I'd rather mark it as Category:Buzzwords (or similar) because it confuses so many concepts in type(s) (systems) under two words "weak" "strong" (or speakers using it).
However, we can link them in "See also" section or mention in the article from time to time. But not to crate paragraphs for these 2 words everywhere. Ushkin N (talk) 12:35, 22 May 2016 (UTC)
I think people shouldn't be using the terms strong and weakly typed, but the (unfortunate) fact is that they do. And Wikipedia is descriptive, not prescriptive, so we should discuss them. I think the section Type_system#"Strong" and "weak" type systems is fine as is. It briefly states there is no universal definition and then refers to this article for the details. I think a lot can be said here about the many non-universally accepted definitions that have been given to these terms. The section Programming_language#Weak_and_strong_typing, is more problematic. It should probably read the same as Type_system#"Strong" and "weak" type systems. —Ruud 12:49, 22 May 2016 (UTC)
Criticism these 2 terms was never discussed or explained with sources.
Also any claim about "weak" or "strong" typed languages are hardly sourced since we cannot trace their definitions!
Humans can use many meaningless words, but that doesn't mean we should use these words to describe topic. Ushkin N (talk) 13:24, 25 May 2016 (UTC)
@Ushkin N, One approach to finding sources for usage would be to look up old programming books, say in Perl or C#, maybe 1995 or later. When the proponents of, say C#, were trying to push out the use of Perl (they have succeeded in lessening Perl usage) they used such terminology. Now that the debates are moot (JavaScript has increased usage, irregardless of its weakly typed status), it would probably help beginners in the field to learn what books to avoid. --Ancheta Wis   (talk | contribs) 14:02, 25 May 2016 (UTC)
@Ancheta Wis, I wasn't following C# since the beginning and not sure how to search within C# literature (coverage of the results would be hard to achieve). 42 hits - I'm doing it wrong IMO Ushkin N (talk) 16:24, 25 May 2016 (UTC)
We can trace the origins of these definitions!
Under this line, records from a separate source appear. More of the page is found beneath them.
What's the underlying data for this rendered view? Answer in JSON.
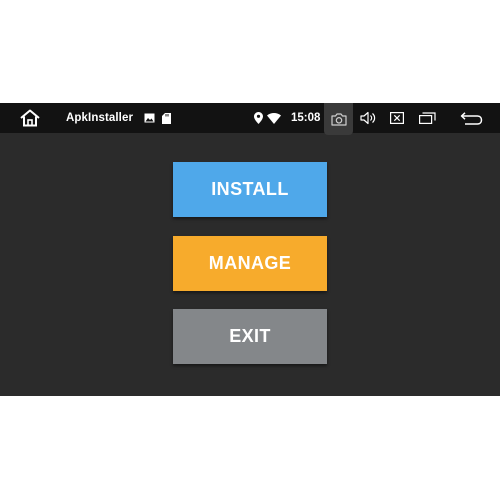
{
  "status_bar": {
    "app_title": "ApkInstaller",
    "time": "15:08",
    "icons": [
      "home-icon",
      "image-icon",
      "sd-card-icon",
      "location-icon",
      "wifi-icon",
      "camera-icon",
      "volume-icon",
      "close-box-icon",
      "recent-apps-icon",
      "back-icon"
    ]
  },
  "buttons": {
    "install_label": "INSTALL",
    "manage_label": "MANAGE",
    "exit_label": "EXIT"
  },
  "colors": {
    "install": "#4fa8ea",
    "manage": "#f7ab2c",
    "exit": "#84878a",
    "background": "#2b2b2b",
    "status_bar": "#121212"
  }
}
Again, see User:Ruud Koot/Computer science/Strong and weak typing#Literature review. The term "strongly typed" seems to have been introduced by Barbara Liskov in 1973/4 in her work on abstract data types. The term "weakly typed" by Demers et al. in "Encapsulated data types and generic procedures" (1977). Both give clear definitions of these terms. The only problem here is that later researchers and programmers gave and used several other definitions as well. —Ruud 17:14, 25 May 2016 (UTC)
1974 definition uses other "terms" with loose meaning "abstract type", "abstract object". It also misses terminology that can be found at Wikipedia articles.
BTW, any definition that ignores hardware/software implementation is incomplete and lies: it is only good as "theory".
OR was formally proven. I don't any formal proofs in Barbara Liskov publications. Ushkin N (talk) 17:47, 25 May 2016 (UTC)
Even if we can trace them, doesn't mean they are true. Many medal holders made imprecise statements, especially when field was rapidly developing. None of physics I know threat Newton laws as precise model of the real world, but that's off-topic here. Ushkin N (talk) 17:44, 25 May 2016 (UTC)
See WP:NOTTRUTH. There is no requirement that Wikipedia article are limited to describing "mathematically precise" definitions. —Ruud 18:27, 25 May 2016 (UTC)
WP:NOTTRUTH says you can include imprecise and verifiable to Wikipedia. But nothing prevents me from stating that something is incomplete or was never formally proven. WP:TRUTHMATTERS. Ushkin N (talk) 19:28, 25 May 2016 (UTC)

Coercion's definition by Aahz contradicts the definition in Type conversion[edit]

Type conversion#Implicit type conversion says (specifically WRT C-like languages) "Implicit type conversion, also known as coercion, is an automatic type conversion by the compiler", which contradicts Aahz's definition. In case the former definition is the one usually used (i am not an expert), i think that the reference to Aahz's example should be removed. Orenmn (talk) 15:44, 26 October 2017 (UTC)